True confession, I’m not a huge fan of Imagine Dragons’ music. I find a good portion of their catalog a little too alt-rock radio ready to be truly interesting. Having said that, two things were clear early into the band’s set at the Frank Erwin Center on Thursday night. First, their songs, many of which are sweeping anthemic numbers about life and love, truly resonate with their fans. Though it looked like there was a scattering of empty seats, the Erwin Center reports the band performed to a sold out crowd split evenly between twenty-somethings and the 18-and-under set (many of the latter came with parents in tow). When they took the stage the energy in the room raised to a fever pitch. When they dropped the love on the rocks song "It’s Time" two tracks in the arena reverberated with the entire crowd belting the chorus "Now don’t you understand/That I’m never changing who I am."
Second, these are no three-chord rockers. They took the stage to a set strewn with an impressive array of percussion. The back line included a huge drum kit, stand up toms and spare cymbals, congas and a massive bass drum with a head that was probably 5 foot in diameter. The front line included floor toms up front and on each of the side risers and another large bass drum. Throughout the performance all the musicians displayed incredible versatility. The keyboardist played guitar, the guitarist played drums, at one point the bass player tapped out chords on a keyboard in between bass licks. Singer Dan Reynolds punctuated his verses with instrumental sections beating on the floor toms. The band goes all out to give their fans a good show.
They are also caught up in kind of a magical moment of transition. In the past two years their career has skyrocketed. They seem genuinely amazed to be an arena act.
"I spent yesterday walking the city here," Reynolds said, recounting how his band first played South By Southwest four years ago, when the band was only a year old. They played 15 shows that year, some of them acoustic sets on tiny stages.

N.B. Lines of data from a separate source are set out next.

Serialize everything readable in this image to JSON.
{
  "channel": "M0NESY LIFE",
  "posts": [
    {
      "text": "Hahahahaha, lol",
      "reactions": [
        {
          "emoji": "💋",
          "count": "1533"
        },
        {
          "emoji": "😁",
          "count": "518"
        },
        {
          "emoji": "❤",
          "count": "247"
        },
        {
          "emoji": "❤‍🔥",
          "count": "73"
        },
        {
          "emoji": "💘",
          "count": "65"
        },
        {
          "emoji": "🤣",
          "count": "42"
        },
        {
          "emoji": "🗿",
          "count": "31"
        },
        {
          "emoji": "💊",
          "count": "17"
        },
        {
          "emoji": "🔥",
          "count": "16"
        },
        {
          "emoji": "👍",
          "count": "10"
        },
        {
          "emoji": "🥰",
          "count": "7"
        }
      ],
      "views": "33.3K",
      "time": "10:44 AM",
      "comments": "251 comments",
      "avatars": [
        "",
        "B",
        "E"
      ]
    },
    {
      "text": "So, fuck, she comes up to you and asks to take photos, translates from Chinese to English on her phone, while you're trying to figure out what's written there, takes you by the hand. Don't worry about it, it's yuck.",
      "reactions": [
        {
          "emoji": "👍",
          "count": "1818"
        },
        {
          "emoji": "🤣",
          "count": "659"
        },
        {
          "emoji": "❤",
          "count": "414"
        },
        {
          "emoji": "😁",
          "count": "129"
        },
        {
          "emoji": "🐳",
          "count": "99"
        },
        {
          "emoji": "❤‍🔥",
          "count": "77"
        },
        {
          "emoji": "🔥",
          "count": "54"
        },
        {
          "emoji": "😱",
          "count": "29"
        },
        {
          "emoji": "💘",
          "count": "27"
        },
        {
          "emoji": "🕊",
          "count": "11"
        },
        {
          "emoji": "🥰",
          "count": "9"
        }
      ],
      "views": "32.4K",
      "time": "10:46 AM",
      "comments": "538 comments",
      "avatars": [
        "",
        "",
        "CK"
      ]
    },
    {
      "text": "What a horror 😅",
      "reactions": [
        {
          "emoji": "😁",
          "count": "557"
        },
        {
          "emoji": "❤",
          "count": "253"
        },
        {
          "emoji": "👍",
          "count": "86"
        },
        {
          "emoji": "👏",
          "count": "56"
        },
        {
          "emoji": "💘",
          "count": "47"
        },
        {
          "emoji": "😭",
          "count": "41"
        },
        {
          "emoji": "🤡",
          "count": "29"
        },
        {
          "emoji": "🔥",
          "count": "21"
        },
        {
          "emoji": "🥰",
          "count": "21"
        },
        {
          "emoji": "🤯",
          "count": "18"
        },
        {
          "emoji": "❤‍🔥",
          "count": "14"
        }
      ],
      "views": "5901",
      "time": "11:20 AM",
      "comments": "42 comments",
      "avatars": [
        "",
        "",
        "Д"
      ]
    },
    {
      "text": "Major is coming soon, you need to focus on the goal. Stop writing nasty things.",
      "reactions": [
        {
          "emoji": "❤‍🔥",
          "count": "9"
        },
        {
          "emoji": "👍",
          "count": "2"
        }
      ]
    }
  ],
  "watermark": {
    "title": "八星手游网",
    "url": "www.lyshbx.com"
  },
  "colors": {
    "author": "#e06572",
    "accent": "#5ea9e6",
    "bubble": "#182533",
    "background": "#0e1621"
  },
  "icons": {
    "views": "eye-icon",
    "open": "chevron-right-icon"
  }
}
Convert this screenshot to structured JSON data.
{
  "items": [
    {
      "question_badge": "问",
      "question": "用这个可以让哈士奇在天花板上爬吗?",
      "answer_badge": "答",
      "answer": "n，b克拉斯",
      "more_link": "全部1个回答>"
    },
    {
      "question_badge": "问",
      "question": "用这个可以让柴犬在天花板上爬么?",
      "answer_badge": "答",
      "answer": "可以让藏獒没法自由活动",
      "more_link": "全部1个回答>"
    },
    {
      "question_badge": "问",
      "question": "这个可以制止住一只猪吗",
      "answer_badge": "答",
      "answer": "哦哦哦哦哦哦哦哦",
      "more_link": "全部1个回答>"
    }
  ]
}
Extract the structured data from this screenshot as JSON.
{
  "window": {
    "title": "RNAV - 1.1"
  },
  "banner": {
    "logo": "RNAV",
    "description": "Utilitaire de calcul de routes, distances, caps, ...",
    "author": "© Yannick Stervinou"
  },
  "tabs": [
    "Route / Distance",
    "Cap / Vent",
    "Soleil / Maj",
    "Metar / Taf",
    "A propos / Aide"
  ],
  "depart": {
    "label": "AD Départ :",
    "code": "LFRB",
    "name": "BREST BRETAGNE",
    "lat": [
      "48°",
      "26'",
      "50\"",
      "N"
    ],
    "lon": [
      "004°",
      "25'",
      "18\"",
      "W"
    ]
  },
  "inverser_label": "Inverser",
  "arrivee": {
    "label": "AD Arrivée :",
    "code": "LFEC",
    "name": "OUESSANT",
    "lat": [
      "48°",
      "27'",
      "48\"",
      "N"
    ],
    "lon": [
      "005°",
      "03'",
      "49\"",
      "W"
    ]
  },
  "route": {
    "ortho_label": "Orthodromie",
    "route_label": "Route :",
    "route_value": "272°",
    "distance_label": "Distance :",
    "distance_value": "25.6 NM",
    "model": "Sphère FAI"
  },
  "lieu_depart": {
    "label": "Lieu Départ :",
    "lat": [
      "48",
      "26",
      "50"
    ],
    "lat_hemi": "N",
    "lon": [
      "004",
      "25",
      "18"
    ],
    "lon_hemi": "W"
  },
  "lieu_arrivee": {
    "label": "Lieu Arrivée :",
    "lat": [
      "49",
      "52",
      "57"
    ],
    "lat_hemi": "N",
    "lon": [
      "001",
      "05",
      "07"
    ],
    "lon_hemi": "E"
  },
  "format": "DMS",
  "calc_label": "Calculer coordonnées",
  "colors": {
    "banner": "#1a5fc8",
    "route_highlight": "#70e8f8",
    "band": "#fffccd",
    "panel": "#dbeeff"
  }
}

"This city’s been so kind to us," Reynolds said, reminding the crowd the band will return to SXSW on March 11 to play the iTunes music festival. It will be their third appearance at the festival.
"It’s been an incredible road and you’ve been a huge part of it, Austin," he said
But if playing stadiums is still a novelty to the band they have no trouble filling the space. They played a solid set of high energy arena rock, covering most of the songs on their 2013 release "Night Visions" and also logging an excellent cover of Rush’s "Tom Sawyer" filled with an appropriate barrage of no-holds barred percussion.
They closed the show with spectacular renditions of two of their biggest hits. For "On Top of the World" Reynolds hopped off the stage and circled the floor of the arena interacting directly with ecstatic fans. As he returned to the stage massive balloons full of confetti floated out over the crowd, scattering clouds of colored paper as each one burst. The climatic final number of course was "Radioactive" the song that won the band a Grammy for Best Rock Performance a month ago and made Billboard chart history this week, spending a record 77 weeks on the publication’s top 100. The live version included a massive breakdown that found five of the six men on stage working the percussion into a thunderous uproar of epic proportions. When the band left the stage the crowd cheered riotously until they returned to put in an equally impressive extended jam of "Nothing Left To Say/Rocks."
Beyond the upcoming SXSW gig the band will be back Reynolds promised. "As long as you’ll have us we’ll be here. We love you, Austin," he said.
NOTE: This blog has been updated to note that the Erwin Center reports last night’s show was sold out.